Open a PDF version to print this topic

HealthInfo Waitaha Canterbury

Overview of cataracts

Tirohanga whānui ki te karu puata kore

Larger text

To increase the text size on this page, click the green "+" button at the top right of the page until the text is big enough.

A cataract is when the clear lens in your eye becomes cloudy. This can lead to reduced vision.

The lens of your eye works like the lens of a camera. It focuses the light onto the retina at the back of your eye. If the lens is no longer clear, light cannot pass through it and your vision becomes cloudy.

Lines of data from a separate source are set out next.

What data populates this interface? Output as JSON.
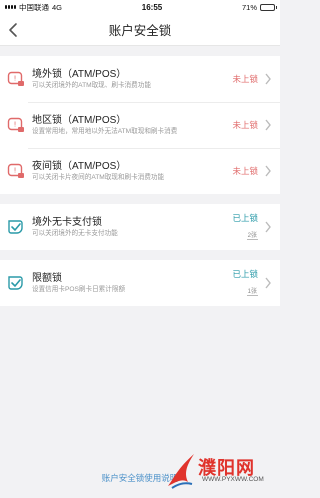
{
  "status_bar": {
    "carrier": "中国联通",
    "network": "4G",
    "time": "16:55",
    "battery": "71%",
    "battery_level": 0.71
  },
  "header": {
    "title": "账户安全锁"
  },
  "groups": [
    {
      "items": [
        {
          "name": "境外锁（ATM/POS）",
          "desc": "可以关闭境外的ATM取现、刷卡消费功能",
          "status": "未上锁",
          "state": "off",
          "icon": "lock-warning-icon"
        },
        {
          "name": "地区锁（ATM/POS）",
          "desc": "设置常用地，常用地以外无法ATM取现和刷卡消费",
          "status": "未上锁",
          "state": "off",
          "icon": "lock-warning-icon"
        },
        {
          "name": "夜间锁（ATM/POS）",
          "desc": "可以关闭卡片夜间的ATM取现和刷卡消费功能",
          "status": "未上锁",
          "state": "off",
          "icon": "lock-warning-icon"
        }
      ]
    },
    {
      "items": [
        {
          "name": "境外无卡支付锁",
          "desc": "可以关闭境外的无卡支付功能",
          "status": "已上锁",
          "count": "2张",
          "state": "on",
          "icon": "shield-check-icon"
        }
      ]
    },
    {
      "items": [
        {
          "name": "限额锁",
          "desc": "设置信用卡POS刷卡日累计限额",
          "status": "已上锁",
          "count": "1张",
          "state": "on",
          "icon": "shield-check-icon"
        }
      ]
    }
  ],
  "footer": {
    "link": "账户安全锁使用说明"
  },
  "watermark": {
    "name": "濮阳网",
    "url": "WWW.PYXWW.COM"
  },
  "colors": {
    "accent_on": "#2a9aa8",
    "accent_off": "#e06a6a",
    "link": "#4a90c8"
  }
}
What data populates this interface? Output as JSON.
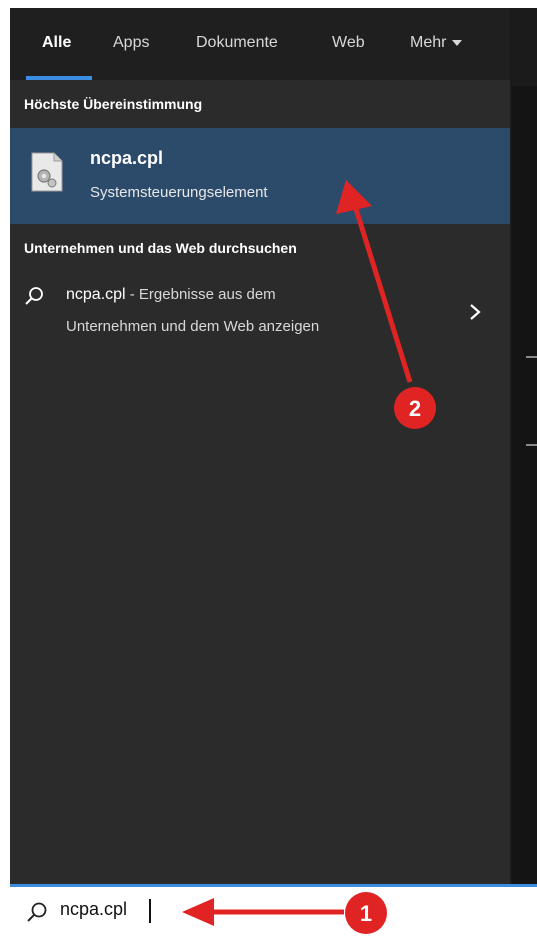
{
  "tabs": [
    {
      "label": "Alle",
      "active": true
    },
    {
      "label": "Apps",
      "active": false
    },
    {
      "label": "Dokumente",
      "active": false
    },
    {
      "label": "Web",
      "active": false
    },
    {
      "label": "Mehr",
      "active": false
    }
  ],
  "best_match": {
    "section_title": "Höchste Übereinstimmung",
    "title": "ncpa.cpl",
    "subtitle": "Systemsteuerungselement",
    "icon": "control-panel-file-icon"
  },
  "web_search": {
    "section_title": "Unternehmen und das Web durchsuchen",
    "query": "ncpa.cpl",
    "suffix": " - Ergebnisse aus dem",
    "line2": "Unternehmen und dem Web anzeigen",
    "icon": "search-icon",
    "chevron": "chevron-right-icon"
  },
  "searchbar": {
    "value": "ncpa.cpl",
    "icon": "search-icon"
  },
  "annotations": [
    {
      "label": "1",
      "color": "#e02424"
    },
    {
      "label": "2",
      "color": "#e02424"
    }
  ],
  "colors": {
    "panel_bg": "#2b2b2b",
    "tabs_bg": "#1f1f1f",
    "selection_bg": "#2c4b6b",
    "accent": "#3b8de3",
    "annotation_red": "#e02424"
  }
}
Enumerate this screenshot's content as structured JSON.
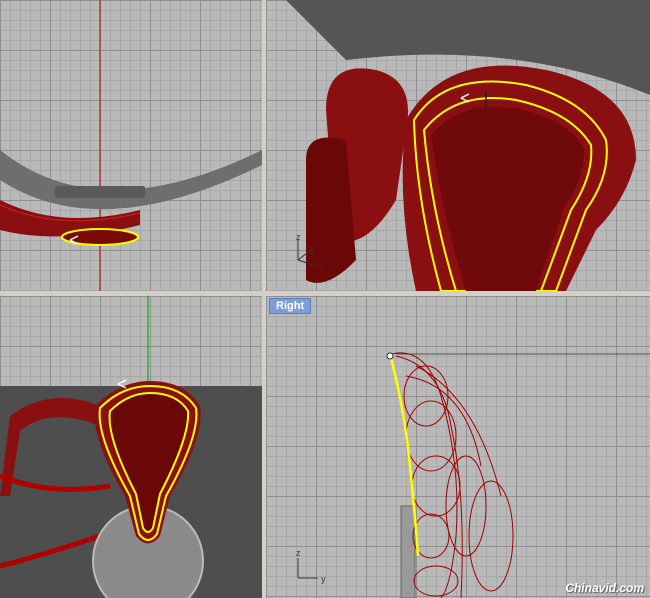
{
  "viewports": {
    "top": {
      "label": ""
    },
    "perspective": {
      "label": ""
    },
    "front": {
      "label": ""
    },
    "right": {
      "label": "Right"
    }
  },
  "axes": {
    "persp_z": "z",
    "persp_y": "y",
    "persp_x": "x",
    "right_z": "z",
    "right_y": "y"
  },
  "watermark": "Chinavid.com",
  "colors": {
    "grid_bg": "#b9b9b9",
    "surface_red": "#8a0f10",
    "wire_red": "#b00000",
    "selection_yellow": "#ffff00",
    "label_blue": "#7c9fd8"
  }
}
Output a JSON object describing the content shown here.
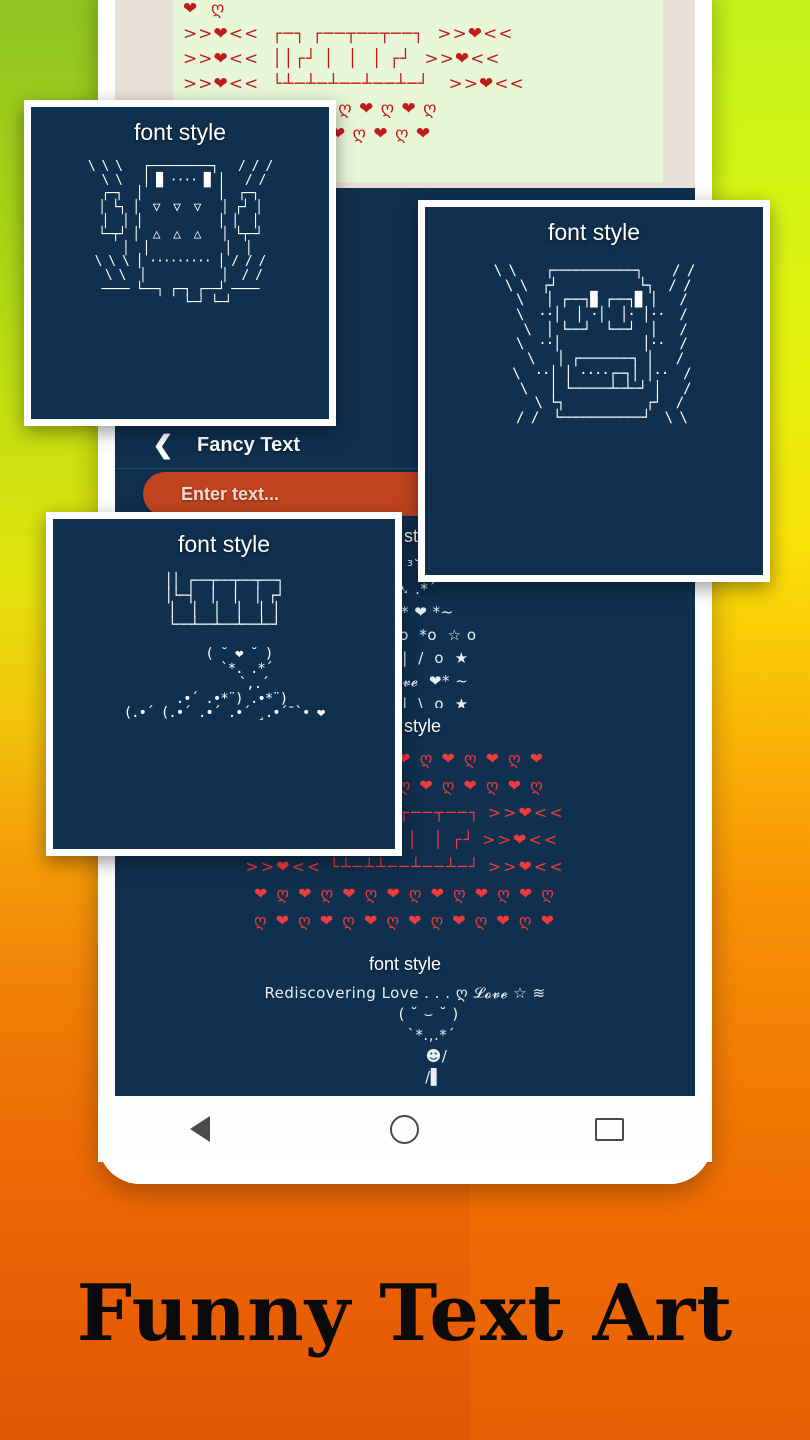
{
  "app": {
    "bottom_title": "Funny Text Art",
    "accent_orange": "#c0441f",
    "screen_navy": "#103050",
    "card_border": "#ffffff",
    "heart_red": "#ef3b3b"
  },
  "phone": {
    "appbar": {
      "back_icon": "chevron-left-icon",
      "title": "Fancy Text"
    },
    "search": {
      "placeholder": "Enter text...",
      "value": ""
    },
    "navbar": {
      "back": "back-triangle-icon",
      "home": "home-circle-icon",
      "recents": "recents-square-icon"
    },
    "wallpaper_card": {
      "art": "❤  ღ  ❤  ღ  ❤  ღ  ❤  ღ  ❤  ღ  ❤  ღ\n❤  ღ\n>>❤<<  ┌─┐ ┌──┬──┬──┐  >>❤<<\n>>❤<<  ││┌┘ │  │  │ ┌┘  >>❤<<\n>>❤<<  └┴─┴─┴──┴──┴─┘   >>❤<<\n ❤ ღ ❤ ღ ❤ ღ ❤ ღ ❤ ღ ❤ ღ\nღ ❤ ღ ❤ ღ ❤ ღ ❤ ღ ❤ ღ ❤"
    },
    "rows": [
      {
        "label": "font style",
        "art": "( ˘ ³˘)\n  ⁀➷ .*´\n ❤ *~* ❤ *~\n. . .o  ☆ o  *o  ☆ o\n..★o  \\  |  /  o  ★\n. *❤  𝓛𝓸𝓿𝓮  ❤* ~\n..★o  /  |  \\  o  ★"
      },
      {
        "label": "font style",
        "art": "❤ ღ ❤ ღ ❤ ღ ❤ ღ ❤ ღ ❤ ღ ❤\nღ ❤ ღ ❤ ღ ❤ ღ ❤ ღ ❤ ღ ❤ ღ\n>>❤<< ┌─┐┌──┬──┬──┐ >>❤<<\n>>❤<< ││┌┘│  │  │ ┌┘ >>❤<<\n>>❤<< └┴─┴┴──┴──┴─┘ >>❤<<\n❤ ღ ❤ ღ ❤ ღ ❤ ღ ❤ ღ ❤ ღ ❤ ღ\nღ ❤ ღ ❤ ღ ❤ ღ ❤ ღ ❤ ღ ❤ ღ ❤"
      },
      {
        "label": "font style",
        "art": "Rediscovering Love . . . ღ 𝓛𝓸𝓿𝓮 ☆ ≋\n         ( ˘ ⌣ ˘ )\n          `*.,.*´\n            ☻/\n           /▌"
      }
    ]
  },
  "floating_cards": [
    {
      "title": "font style",
      "art": "\\ \\ \\   ┌─────────┐   / / /\n \\ \\   │ ▉ ···· ▉ │   / /\n┌─┐  │           │  ┌─┐\n│ └┐ │  ▽  ▽  ▽   │ ┌┘ │\n│  │ │           │ │  │\n└─┬┘ │  △  △  △   │ └┬─┘\n  │  │           │  │\n\\ \\ \\ │ ········· │ / / /\n \\ \\  │           │  / /\n──── └──┐ ┌─┐ ┌──┘ ────\n        └─┘ └─┘"
    },
    {
      "title": "font style",
      "art": "\\ \\    ┌───────────┐    / /\n \\ \\  ┌┘           └┐  / /\n  \\   │ ┌──┐▉ ┌──┐▉ │   /\n  \\  ··│  │ ·│  │· │··  /\n   \\  │ └──┘  └──┘  │   /\n  \\  ··│           │··  /\n   \\   │ ┌───────┐ │   /\n  \\  ··│ │ ····┌─┐│ │··  /\n   \\   │ └─────┴─┴─┘ │   /\n    \\ └┐           ┌┘  /\n  / /  └───────────┘  \\ \\"
    },
    {
      "title": "font style",
      "art": "││ ┌──┬──┬──┬──┐\n│└─┤  │  │  │ ┌┘\n│  │  │  │  │ │\n└──┴──┴──┴──┴─┘\n\n    ( ˘ ❤ ˘ )\n      `*. .*´\n        `,.´\n  .•´ .•*¨) .•*¨)\n(.•´ (.•´ .•´ .•´ ¸.•´¯`• ❤"
    }
  ]
}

Cataracts are one of the most common causes of reduced vision but are easily treated. They usually happen with ageing, but there can be other causes.

Things that can increase your risk of getting a cataract include:

Symptoms of cataracts

CataractsYou may not have any symptoms from a cataract.

As a cataract grows, you may notice:

Diagnosing cataracts

If you're concerned that you might have a cataract, see an optometrist or ophthalmologist (specialist eye doctor) for a detailed eye examination.

Treating cataracts

Once vision loss is affecting your normal lifestyle, cataracts are treated with surgery. They can be treated at any stage. There is no need to wait for the cataract to "ripen" before it can be treated.

Surgery involves removing the cloudy natural lens and replacing it with a new clear lens.

This is a simple procedure usually done under a local anaesthetic.

Reducing your risk of getting cataracts

  HealthInfo recommends the following pages

On the next page: Treating cataracts

Written by HealthInfo clinical advisers. Last reviewed March 2023.


Page reference: 117715

Review key: HICAT-117496